Yesterday I looked at the worth of human life, especially as relative to that of animal life.

Today I want to refine the discussion about the value of human life, by making a fine terminological distinction. It’s become commonplace for theologians to speak of the “infinite value” of human life. Here are some examples from representatives of major traditions within Christianity. Rod Benson, director of the Centre for Christian Ethics at the Baptist-affiliated Morling College in Australia, contends that “every person is of infinite intrinsic value.”

Pope John Paul II often spoke in this way. In a letter about biomedical experimentation, the pope wrote of “the absolute respect due to human life and to the infinite value of the human person, that is not tied to one’s external features or on the ability to relate to other members of society.”

“The human person, created in the image of God and called to progress toward the divine likeness, is unique and of infinite value,” says Fr. John Breck, professor of biblical interpretation and ethics at the St. Sergius Orthodox Theological Institute in Paris. I, too, have spoken in this way in the past, referring to “the infinite value of the human person created in God’s image.”

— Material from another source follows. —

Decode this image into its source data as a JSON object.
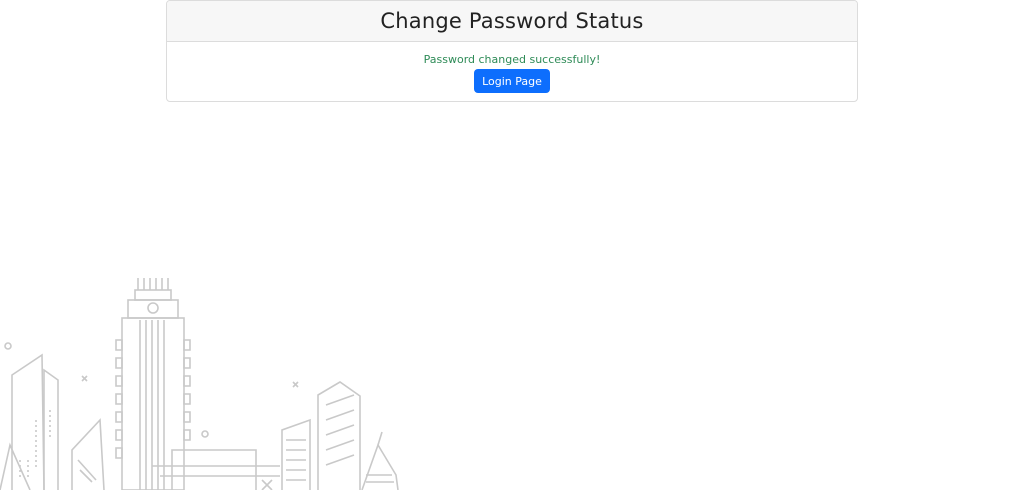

My criticism of all these uses, including mine, does not rise to the level of a substantive critique. Within the context of these statements, the meaning and intention of the use of the term infinite is clear and uncontroversial. My purpose here is to simply note the ambiguity in the term infinite and to suggest clarification and possible substitution of other terms that have overlapping meanings without the possible misconstrual.

There are at least two basic definitions for the word infinite: “Having no boundaries or limits” and “Immeasurably great or large.” There is some connection between the two meanings, clearly, but they are not identical. The former refers to the ontological status of the thing that is infinite, while the latter primarily refers to the ability to measure or gauge the thing said to be infinite. A thing can be practically immeasurable or unquantifiable without being limitless or boundless. I understand all of the above theological uses of the term infinite to be used in this latter sense.

But there is a theological use of the term with respect to human worth that does use the former sense, and this is with respect to the atoning sacrifice of Jesus Christ. As Anselm asks regarding Christ’s death the Cur Deus Homo of his dialogue partner Boso:

Anselm: And do you not think that so great a good in itself so lovely, can avail to pay what is due for the sins of the whole world?

Boso: Yes! it has even infinite value.

Later Boso says to Anselm, “Moreover, you have clearly shown the life of this man to have been so excellent and so glorious as to make ample satisfaction for the sins of the whole world, and even infinitely more.”

Only Christ’s life and death, as the God-man, is infinite in the sense of being boundless and limitless. All created being is by definition finite, and therefore not infinite in the first sense. Human life is infinite in the sense of not being able to be quantified in the latter sense.

For this reason, I think it is more proper to speak of human life as of immeasurable, inestimable, or inscrutable worth and value, rather than simply as of infinite value. Where the term infinite is used in a synonymous sense with these other terms, it may be acceptable. But it is more desirable to avoid possible confusion with the infinite value of Christ and use other, less ambiguous terms, instead of or as clarifiers for the word infinite.